Fast leg theory
The first name of the fast leg theory is bodyline. The method is to knock out the batsman’s wicket and make him feel as uncomfortable as possible. Fast leg theory is a fast bowler’s serves to the legs or to the bodies of a player with a bat. In the prepared material, we discuss the history of such a serve and other interesting information.
Fast leg theory – history
Bodyline or fast leg theory is a tactic in professional cricket developed in the 1930s. This method consists of the bowler serving the ball directly into the wicket, thereby scaring the batsman (in most cases, striking at the legs or body of the batsman).
For the first time, viewers were able to see fast leg theory in test matches between England and Australia in the period 1932-1933. The method was specially invented to bring down the bright and high-quality results of the Australian batsman Donald Bradman, known by the nickname The Don. He is officially recognized as the greatest batsman of all time. Of course, there were other professional players against whom fast leg serves were used, among them: Bill Woodfull, Bill Ponsford and Alan Kippax.
Fast leg theory is the second name of such throws. The first one who came up with the name for fast serves was a former player from Australia – Jack Worrall. In the 1930s, he was the main man in the press box. It was he who used the phrase bodyline in his articles.
In the XIX century, many players believed that the bowler’s strong throws right at the batsman’s feet were an unsportsmanlike attitude of the batting team. However, every year this opinion changed, and by the beginning of the XX century, a special permitted tactic appeared. The ball was still aimed at the feet or body of the batsman. At the same time, fielders lined up not far from the batsman. The purpose of such throws was to annoy the batting player since the ball was flying quite fast, and the batsman did not have time to beat it off qualitatively (the kick turned out to be weak, and the fielders standing nearby caught the ball quickly).

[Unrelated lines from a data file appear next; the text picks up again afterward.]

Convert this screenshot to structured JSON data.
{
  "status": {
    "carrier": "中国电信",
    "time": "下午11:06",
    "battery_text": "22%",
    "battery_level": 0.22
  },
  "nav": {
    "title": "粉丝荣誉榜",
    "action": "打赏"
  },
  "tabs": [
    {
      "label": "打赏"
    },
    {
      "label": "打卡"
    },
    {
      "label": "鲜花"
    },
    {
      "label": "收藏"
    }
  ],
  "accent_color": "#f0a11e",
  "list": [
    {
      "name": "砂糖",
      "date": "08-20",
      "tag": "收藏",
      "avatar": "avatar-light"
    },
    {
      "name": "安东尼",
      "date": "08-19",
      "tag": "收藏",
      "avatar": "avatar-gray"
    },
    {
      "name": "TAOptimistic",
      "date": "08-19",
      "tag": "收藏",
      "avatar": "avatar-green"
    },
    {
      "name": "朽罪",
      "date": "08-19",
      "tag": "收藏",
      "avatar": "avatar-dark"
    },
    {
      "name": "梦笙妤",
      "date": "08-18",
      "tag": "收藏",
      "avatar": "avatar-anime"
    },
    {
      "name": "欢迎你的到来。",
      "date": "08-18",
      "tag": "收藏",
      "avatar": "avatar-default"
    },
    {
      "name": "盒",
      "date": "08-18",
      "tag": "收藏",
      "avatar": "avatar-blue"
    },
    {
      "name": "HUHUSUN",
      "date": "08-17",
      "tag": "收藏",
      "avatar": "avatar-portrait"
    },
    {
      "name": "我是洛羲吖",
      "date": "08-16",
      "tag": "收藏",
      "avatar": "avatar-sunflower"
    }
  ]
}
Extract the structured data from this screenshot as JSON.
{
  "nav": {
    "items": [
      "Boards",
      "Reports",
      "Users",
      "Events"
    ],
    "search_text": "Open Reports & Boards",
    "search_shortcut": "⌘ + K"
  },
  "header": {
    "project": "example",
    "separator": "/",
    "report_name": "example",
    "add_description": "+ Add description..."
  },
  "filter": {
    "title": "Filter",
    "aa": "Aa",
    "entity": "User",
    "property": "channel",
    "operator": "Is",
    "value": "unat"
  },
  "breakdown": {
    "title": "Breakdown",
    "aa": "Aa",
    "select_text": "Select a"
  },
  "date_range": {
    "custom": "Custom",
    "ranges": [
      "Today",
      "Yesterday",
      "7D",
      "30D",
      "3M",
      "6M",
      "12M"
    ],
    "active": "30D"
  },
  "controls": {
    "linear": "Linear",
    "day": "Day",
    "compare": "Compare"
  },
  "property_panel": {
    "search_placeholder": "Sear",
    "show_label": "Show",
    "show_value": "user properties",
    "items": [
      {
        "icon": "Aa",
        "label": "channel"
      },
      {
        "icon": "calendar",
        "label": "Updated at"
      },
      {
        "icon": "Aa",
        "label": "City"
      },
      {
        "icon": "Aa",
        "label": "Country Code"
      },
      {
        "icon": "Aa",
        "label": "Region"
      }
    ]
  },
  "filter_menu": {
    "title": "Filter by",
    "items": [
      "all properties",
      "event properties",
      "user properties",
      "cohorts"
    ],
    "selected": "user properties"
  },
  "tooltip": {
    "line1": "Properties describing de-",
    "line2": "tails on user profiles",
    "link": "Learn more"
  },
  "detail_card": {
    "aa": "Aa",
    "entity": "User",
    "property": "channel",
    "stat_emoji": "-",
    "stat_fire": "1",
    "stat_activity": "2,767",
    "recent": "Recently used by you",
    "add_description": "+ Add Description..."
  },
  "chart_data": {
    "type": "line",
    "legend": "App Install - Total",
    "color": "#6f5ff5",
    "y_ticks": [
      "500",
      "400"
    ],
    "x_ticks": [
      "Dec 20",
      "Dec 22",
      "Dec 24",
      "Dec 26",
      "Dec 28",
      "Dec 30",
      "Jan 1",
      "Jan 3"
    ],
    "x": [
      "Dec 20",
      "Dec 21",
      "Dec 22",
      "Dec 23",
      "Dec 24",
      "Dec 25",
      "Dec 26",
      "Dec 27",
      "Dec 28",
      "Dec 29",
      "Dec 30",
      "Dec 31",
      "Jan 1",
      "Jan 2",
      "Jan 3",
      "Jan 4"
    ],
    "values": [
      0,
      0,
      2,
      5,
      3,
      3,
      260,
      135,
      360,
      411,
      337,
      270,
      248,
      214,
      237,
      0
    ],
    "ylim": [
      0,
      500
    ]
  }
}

The opinion that fast leg theory is intimidating and at the same time causes physical harm to players returned after a series of matches in 1932-1933. The use of such tactics by the England team was perceived ambiguously. This method caused disagreement among the players. The Australians believed that England’s bowlers were acting extremely aggressively and unfairly. In a couple of days, the level of conflict has grown to such an extent that even diplomatic relations between the two countries were put at risk; fortunately, everything went well.
Of course, after the scandalous test match, there was a question about the legality of fast leg theory. In 1935, the Marylebone Cricket Club (they are the legal authors of the Laws of Cricket) made some changes regarding the bodyline. The MCC obliged team captains to closely monitor some bowlers’ serves, forbid them to serve direct throws into the batsman’s body. However, this was not enough. Then MCC made more amendments. This time it was prescribed that serves with a direct attack by a player with a bat were considered illegal (the umpires could stop the ball and remove the bowler).
In 1957, the laws were changed once again. There was a limit to staying of fielders (no more than two people, with the exception of the wicket-keeper) behind, next to the batsman. This restriction also applied to the fast leg theory in its own way.
Already now, the talk about the illegal bodyline method has stopped. However, now in cricket, there are serves called bouncer (the ball flies from the bounce of the pitch into the batsman’s body or head), as well as intimidatory bowling tactics. But, bowlers have a limit, according to which it is allowed only to use such serves several times per game. If a player violates the rules – he will be removed.
Did you know that in 1984, the Australian television company Network Ten released a mini-series called Bodyline? The series told about the 1932-1933 test match events starring Gary Sweet as Donald Bradman, Hugo Weaving as Douglas Jardine and Jim Holt as Harold Larwood. The series was filmed for the sake of drama, to show the anger of Australian fans who even burned the British flag at Sydney Stadium after the unfair loss of their team. Critics appreciated the series, although negative reviews were heard from the players who survived at that time, who spoke out for the inaccuracies shown in Bodyline.
To this day, that England team’s trip to Australia remains one of the most significant events in cricket history.